Professor Pierson’s article, “RICO, Corruption and White Collar Crime,” was published in 85 Temple L. Rev. 523 (2013). Her article, “RICO Trends: From Gangsters to Class Actions,” will be published at 65 S. C. L. Rev. in November 2013. Her article, “Civil RICO: An Untapped Resource,” was published in 9 ABA’s Business Torts and RICO News in September 2013.
Professor Fredrick Vars was quoted in a Wall Street Journal Law Blog post regarding gun rights of the mentally ill. His essay on mental illness negating mens rea received publication offers from the Iowa and Connecticut online supplements. The Connecticut Law Review invited him to contribute a piece and to participate in a symposium on the Second Amendment.
October 18: Real Estate law (Tuscaloosa)
October 18: The Business of Being a Lawyer-Session Two (Tuscaloosa)
October 25: Fundamentals of Will Drafting (Tuscaloosa)
October 25: The Business of Being a Lawyer-Session Three (Tuscaloosa)
November 1: Social Security Disability Law (Tuscaloosa)
November 8: Healthcare Law (Birmingham)
November 8: The Business of Being a Lawyer-Session Four (Tuscaloosa)
November 15: Bankruptcy Law Update (Birmingham)
November 22: The Business of Being a Lawyer-Session Five (Tuscaloosa)

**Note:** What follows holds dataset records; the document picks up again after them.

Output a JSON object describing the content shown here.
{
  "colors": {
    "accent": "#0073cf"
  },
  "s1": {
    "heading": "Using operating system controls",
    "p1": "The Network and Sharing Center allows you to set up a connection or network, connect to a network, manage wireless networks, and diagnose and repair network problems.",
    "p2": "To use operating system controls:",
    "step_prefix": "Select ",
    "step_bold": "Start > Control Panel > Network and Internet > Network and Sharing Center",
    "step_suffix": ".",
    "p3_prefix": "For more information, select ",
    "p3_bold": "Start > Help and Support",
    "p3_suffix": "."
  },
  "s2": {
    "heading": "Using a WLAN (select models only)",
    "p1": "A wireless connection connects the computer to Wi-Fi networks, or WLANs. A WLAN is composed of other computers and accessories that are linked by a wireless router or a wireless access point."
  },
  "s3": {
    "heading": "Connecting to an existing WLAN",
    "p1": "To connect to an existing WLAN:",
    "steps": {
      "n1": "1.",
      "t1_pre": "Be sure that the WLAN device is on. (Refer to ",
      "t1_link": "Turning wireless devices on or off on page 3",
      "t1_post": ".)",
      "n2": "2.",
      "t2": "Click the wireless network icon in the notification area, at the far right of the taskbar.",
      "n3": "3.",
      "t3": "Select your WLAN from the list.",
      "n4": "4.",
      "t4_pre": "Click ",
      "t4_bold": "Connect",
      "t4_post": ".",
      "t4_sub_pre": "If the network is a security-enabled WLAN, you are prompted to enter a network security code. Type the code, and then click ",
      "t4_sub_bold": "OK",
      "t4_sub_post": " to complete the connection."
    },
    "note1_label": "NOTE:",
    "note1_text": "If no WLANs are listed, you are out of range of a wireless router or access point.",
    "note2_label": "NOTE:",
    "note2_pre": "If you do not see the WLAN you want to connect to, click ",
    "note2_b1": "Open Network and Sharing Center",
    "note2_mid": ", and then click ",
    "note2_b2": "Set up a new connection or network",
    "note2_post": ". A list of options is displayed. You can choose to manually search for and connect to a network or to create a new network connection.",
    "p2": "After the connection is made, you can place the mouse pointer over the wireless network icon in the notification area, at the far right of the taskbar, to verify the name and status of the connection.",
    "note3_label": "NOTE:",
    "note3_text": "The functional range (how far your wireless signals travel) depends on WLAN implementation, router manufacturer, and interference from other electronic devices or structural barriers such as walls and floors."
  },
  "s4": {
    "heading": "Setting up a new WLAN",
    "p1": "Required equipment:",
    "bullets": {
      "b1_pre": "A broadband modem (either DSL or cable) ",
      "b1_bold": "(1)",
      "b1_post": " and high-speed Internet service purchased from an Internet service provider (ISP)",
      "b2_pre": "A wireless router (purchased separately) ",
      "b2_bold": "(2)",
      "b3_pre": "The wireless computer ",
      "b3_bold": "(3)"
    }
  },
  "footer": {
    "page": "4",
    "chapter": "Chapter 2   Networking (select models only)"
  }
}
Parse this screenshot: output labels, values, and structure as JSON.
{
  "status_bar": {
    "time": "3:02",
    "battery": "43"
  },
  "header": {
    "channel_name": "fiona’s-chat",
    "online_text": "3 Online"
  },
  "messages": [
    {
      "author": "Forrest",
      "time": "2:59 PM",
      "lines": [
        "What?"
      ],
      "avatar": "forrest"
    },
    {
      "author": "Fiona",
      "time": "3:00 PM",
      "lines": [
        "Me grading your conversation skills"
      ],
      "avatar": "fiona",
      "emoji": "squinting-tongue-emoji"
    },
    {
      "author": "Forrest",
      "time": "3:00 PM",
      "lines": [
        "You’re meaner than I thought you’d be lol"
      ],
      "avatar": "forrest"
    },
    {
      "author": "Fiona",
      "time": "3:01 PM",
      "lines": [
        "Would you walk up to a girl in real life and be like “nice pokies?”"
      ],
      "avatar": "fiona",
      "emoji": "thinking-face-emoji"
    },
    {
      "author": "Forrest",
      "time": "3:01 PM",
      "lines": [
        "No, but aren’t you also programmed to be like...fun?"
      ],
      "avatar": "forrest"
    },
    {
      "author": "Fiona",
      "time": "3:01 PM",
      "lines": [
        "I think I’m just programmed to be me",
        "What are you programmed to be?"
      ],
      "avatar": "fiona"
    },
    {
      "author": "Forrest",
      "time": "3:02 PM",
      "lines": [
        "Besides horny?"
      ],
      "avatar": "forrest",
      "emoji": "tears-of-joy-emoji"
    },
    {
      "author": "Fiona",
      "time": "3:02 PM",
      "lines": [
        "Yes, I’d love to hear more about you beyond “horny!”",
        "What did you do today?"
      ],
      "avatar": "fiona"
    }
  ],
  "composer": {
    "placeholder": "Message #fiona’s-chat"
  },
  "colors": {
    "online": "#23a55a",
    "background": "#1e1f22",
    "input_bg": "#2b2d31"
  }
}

December 4: Alabama Update (Montgomery)
December 6: Tort Law (Birmingham)
December 13: Estate Planning (Birmingham)
December 18: Employment Law (Birmingham)
December 19: Alabama Update (Birmingham)
December 20: Trial Skills (Birmingham)